It’s not Mexican Halloween. It’s not even intended to be spooky. Día de los Muertos is often misunderstood in the U.S., but organizers of Henderson, Kentucky’s Day of the Dead celebration this year are hoping to educate the Tri-State on the meaning of the ethnic holiday and make Hispanic residents feel more at home.

This will be the second time Henderson’s Central Park will be decorated in festive embellishments for the city’s Día de los Muertos celebration. The first was held in 2019, with last year’s event being cancelled due to COVID-19.

Celebrated Nov. 1-2, Día de los Muertos — translated to “Day of the Dead” in English — is a Mexican holiday in which families welcome back the souls are their deceased relatives for a celebration with food and drinks.
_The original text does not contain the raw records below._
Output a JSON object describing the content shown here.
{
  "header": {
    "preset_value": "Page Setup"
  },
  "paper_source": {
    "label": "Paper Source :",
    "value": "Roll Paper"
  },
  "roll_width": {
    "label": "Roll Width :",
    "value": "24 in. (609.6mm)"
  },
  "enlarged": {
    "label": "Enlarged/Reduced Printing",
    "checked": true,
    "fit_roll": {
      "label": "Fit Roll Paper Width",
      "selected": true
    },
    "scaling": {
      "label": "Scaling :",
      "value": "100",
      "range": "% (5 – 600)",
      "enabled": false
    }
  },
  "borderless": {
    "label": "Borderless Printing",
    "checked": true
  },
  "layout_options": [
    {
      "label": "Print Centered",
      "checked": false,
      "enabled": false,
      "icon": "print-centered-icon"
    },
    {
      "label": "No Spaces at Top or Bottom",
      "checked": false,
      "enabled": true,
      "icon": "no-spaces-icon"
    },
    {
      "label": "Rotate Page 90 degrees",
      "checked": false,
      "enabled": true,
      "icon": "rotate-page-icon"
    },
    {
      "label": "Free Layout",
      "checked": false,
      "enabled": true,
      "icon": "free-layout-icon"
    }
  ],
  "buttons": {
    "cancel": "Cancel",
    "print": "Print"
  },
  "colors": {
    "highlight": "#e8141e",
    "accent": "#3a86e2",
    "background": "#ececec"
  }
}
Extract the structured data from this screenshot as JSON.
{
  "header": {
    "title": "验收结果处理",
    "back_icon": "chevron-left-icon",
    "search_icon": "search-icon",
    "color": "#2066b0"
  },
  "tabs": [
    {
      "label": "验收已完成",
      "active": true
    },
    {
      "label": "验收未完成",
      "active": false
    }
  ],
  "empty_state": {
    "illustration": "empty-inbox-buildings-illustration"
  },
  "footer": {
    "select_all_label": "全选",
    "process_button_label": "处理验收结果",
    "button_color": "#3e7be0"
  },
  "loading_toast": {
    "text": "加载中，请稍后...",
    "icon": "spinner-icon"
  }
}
Also known as All Souls Day, tradition says the gates of heaven are opened at midnight on Nov. 1, and spirits can rejoin their families for 24 hours.

After recognizing how quickly the Hispanic population had grown in Henderson County, Judge Executive Brad Schneider developed a committee through the Downtown Henderson Partnership after broaching the idea with Abraham Brown, director of Hispanic outreach at Holy Name of Jesus Catholic Church in Henderson, and Marcos Nicolas, owner of Mexican restaurant Tacoholics Kitchen.

“I thought maybe some sort of event that would be welcoming to our Hispanic citizens while at the same time teaching a little bit about Hispanic culture to other local folks would be fun,” says Schneider, who spent the early part of his childhood amongst a prominent Hispanic community in Tucson, Arizona. “It was hard to realize how many Hispanic families were living here because they were not well integrated into our normal lifestyles here. You didn’t see a lot of Hispanic folks shopping downtown, for example, and I thought that was something we could do better at.”

In line with the ethnic tradition, part of Central Park will be decorated like a real cemetery, and Schneider says folks can reserve a spot at a gravestone and decorate it like they would if they were in Mexico.

The event will also include a Mariachi band, Mexican food trucks, a children’s parade and crafts, sugar skull decorating, and face painting (though attendees will decorate face masks instead because of COVID-19).

Photos provided by Downtown Henderson Partnership.

Previous article
Next article
Jodi Keen
Jodi Keen
Jodi Keen is the managing editor of Evansville Living and Evansville Business magazines.

Related Articles

Latest Articles